Now that the dust has settled on the election and the new government has been sworn in, it is worth revisiting the campaign promises and considering what tax changes are in store for us.
Individual income tax of 39%
Labour campaigned to increase the top individual income tax rate from the current 33% to 39% and we can expect this to occur quite shortly. This top tax rate will kick in on income over $180,000, so will only affect a small fraction of wage earners. There will now be quite a spread between this top individual tax rate of 39% and the tax rate for Trusts (33%) and especially Companies (28%).
Some readers may recall that prior to 2009 there was a similar spread between tax rates for Individuals, Trusts and Companies. This spawned a variety of tactics by which business owners changed the amount and method of extracting money from their businesses in order to avoid paying the top tax rates.
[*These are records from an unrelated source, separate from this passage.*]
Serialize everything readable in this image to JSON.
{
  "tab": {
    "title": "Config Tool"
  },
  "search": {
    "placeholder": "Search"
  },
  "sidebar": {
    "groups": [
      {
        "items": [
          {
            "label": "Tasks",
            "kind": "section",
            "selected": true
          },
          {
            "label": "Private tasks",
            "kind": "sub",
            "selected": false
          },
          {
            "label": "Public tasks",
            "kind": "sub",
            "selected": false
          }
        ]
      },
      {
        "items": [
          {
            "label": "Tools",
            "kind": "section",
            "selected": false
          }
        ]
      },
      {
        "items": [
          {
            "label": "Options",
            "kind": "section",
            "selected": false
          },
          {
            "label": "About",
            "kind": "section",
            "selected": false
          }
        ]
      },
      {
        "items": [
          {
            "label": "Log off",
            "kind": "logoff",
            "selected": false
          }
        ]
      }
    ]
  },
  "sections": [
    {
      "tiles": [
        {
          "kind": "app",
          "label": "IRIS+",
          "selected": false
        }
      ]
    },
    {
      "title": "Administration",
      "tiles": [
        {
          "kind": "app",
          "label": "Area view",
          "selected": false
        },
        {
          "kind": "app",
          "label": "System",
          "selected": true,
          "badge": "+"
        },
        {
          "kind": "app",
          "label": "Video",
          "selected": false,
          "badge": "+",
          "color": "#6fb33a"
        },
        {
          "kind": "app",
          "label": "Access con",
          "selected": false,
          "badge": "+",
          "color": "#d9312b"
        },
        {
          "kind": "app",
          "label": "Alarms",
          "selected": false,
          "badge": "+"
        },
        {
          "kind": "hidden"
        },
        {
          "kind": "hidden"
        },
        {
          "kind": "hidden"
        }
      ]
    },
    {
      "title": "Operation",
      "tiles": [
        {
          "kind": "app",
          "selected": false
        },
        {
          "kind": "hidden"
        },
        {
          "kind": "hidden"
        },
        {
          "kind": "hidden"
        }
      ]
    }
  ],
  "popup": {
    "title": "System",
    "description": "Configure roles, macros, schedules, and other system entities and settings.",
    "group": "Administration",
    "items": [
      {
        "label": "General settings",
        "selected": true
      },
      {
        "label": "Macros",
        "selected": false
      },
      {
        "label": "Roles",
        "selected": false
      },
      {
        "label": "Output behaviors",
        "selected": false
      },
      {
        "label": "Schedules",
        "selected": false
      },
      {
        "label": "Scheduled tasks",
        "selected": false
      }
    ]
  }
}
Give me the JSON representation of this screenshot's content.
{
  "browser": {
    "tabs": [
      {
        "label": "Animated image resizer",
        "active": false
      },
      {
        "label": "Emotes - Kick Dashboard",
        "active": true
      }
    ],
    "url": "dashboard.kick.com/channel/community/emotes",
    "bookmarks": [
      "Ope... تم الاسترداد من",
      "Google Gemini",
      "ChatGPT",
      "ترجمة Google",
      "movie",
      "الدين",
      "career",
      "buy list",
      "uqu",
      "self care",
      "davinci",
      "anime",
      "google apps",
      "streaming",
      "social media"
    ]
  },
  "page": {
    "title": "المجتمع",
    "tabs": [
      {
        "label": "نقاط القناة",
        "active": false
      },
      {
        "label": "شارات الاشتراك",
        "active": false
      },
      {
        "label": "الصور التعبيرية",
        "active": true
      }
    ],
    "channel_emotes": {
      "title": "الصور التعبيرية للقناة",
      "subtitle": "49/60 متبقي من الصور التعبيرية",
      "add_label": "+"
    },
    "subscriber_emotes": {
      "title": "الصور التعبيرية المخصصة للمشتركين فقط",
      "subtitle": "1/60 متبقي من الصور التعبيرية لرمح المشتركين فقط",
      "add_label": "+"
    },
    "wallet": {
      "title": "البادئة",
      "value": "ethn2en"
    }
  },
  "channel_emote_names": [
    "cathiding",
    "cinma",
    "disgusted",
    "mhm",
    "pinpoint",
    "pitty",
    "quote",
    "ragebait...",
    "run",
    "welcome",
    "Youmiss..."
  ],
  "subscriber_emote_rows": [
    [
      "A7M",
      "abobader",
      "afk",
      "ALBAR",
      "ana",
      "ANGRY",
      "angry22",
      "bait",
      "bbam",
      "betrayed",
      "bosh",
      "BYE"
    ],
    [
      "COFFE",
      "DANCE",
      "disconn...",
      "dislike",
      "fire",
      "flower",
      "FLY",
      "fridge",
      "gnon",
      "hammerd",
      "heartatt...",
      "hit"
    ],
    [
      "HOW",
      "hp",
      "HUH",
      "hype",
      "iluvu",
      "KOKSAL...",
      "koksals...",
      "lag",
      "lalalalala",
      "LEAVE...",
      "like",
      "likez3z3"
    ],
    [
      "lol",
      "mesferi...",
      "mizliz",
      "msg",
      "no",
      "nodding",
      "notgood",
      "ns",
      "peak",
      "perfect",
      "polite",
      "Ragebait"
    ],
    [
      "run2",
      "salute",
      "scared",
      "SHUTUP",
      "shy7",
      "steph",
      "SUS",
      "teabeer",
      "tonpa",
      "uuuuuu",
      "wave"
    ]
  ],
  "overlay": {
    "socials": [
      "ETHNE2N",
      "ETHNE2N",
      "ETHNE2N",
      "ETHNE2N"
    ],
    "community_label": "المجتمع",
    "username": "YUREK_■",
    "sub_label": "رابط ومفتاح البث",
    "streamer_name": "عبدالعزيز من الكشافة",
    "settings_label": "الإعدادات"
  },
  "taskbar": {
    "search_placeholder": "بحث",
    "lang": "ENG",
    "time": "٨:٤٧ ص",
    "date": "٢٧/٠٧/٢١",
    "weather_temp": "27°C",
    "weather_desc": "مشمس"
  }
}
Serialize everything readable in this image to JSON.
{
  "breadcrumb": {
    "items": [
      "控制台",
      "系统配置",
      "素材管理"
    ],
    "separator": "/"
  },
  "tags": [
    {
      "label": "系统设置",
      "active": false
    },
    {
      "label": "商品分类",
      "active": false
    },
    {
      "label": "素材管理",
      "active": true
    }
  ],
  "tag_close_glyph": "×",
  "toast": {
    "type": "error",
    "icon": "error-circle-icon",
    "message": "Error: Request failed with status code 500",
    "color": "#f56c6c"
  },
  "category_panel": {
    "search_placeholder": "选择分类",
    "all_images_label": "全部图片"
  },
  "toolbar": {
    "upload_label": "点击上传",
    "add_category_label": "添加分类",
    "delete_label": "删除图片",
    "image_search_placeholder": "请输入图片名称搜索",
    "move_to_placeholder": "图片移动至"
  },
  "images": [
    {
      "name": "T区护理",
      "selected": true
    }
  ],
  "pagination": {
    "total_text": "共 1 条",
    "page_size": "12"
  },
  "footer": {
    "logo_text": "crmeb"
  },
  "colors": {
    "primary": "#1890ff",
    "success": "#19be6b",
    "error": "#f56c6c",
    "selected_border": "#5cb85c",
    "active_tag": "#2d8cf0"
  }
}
For any business owners contemplating these tactics caution is in order, becuase there is a point at which such changes are viewed as tax avoidance in the eyes of the IRD. The relevant rules around tax avoidance in New Zealand were most clearly outlined in the Supreme Court case of Penny and Hooper v Commissioner of Inland Revenue , which involved two Christchurch orthopedic surgeons who were judged to have taken artificially low salaries for the purpose of avoiding the top individual income tax rate. No doubt the IRD will be taking a keen interest in any reappearance of similar tax avoidance arrangements.
Capital gains and wealth taxes
Labour campaigned on a capital gains tax before the 2017 election but subsequently pulled back from implementing it. Current Labour policy is that there will be no capital gains tax while Prime Minister Jacinda Ardern is in charge.
It is timely to recall though that we already have a type of capital gains tax. It is more commonly known as the bright-line test, which taxes capital gains made on residential land (other than for a main home) which is bought and sold within 5 years.
With regard to wealth taxes, the Green party campaigned for a tax on individuals’ net wealth over $1 million. Despite Labour entering a ‘Co-operation Agreement’ with the Green party, Jacinda Ardern made some firm comments ruling out such a tax during her tenure.
In summary, neither of these taxes are likely in the next 3 years.
The current fuel excise tax is about 77 cents per litre, with an extra 10 cents per litre on fuel sold in the Auckland region. Labour campaigned stating that they will not raise fuel taxes. Of course, if oil prices increase leading to higher pump prices, the amount of GST collected will in fact increase.
Transformational or tinkering?
Overall the next three years are unlikely to be transformational from a tax perspective. With the transformative taxes such as capital gains and wealth taxes ruled out, all that remains are relatively minor tweaks to the status quo.
For small businesses this at least gives some degree of stability for the short term. In the longer term, there is a reckoning coming, given that the government has been running up big spending deficits in an effort to counter the economic impact of COVID-19. Ultimately these deficits will need to be balanced and one way of doing so is through increased taxation, so tax policy is bound to remain a topic of much debate over coming months.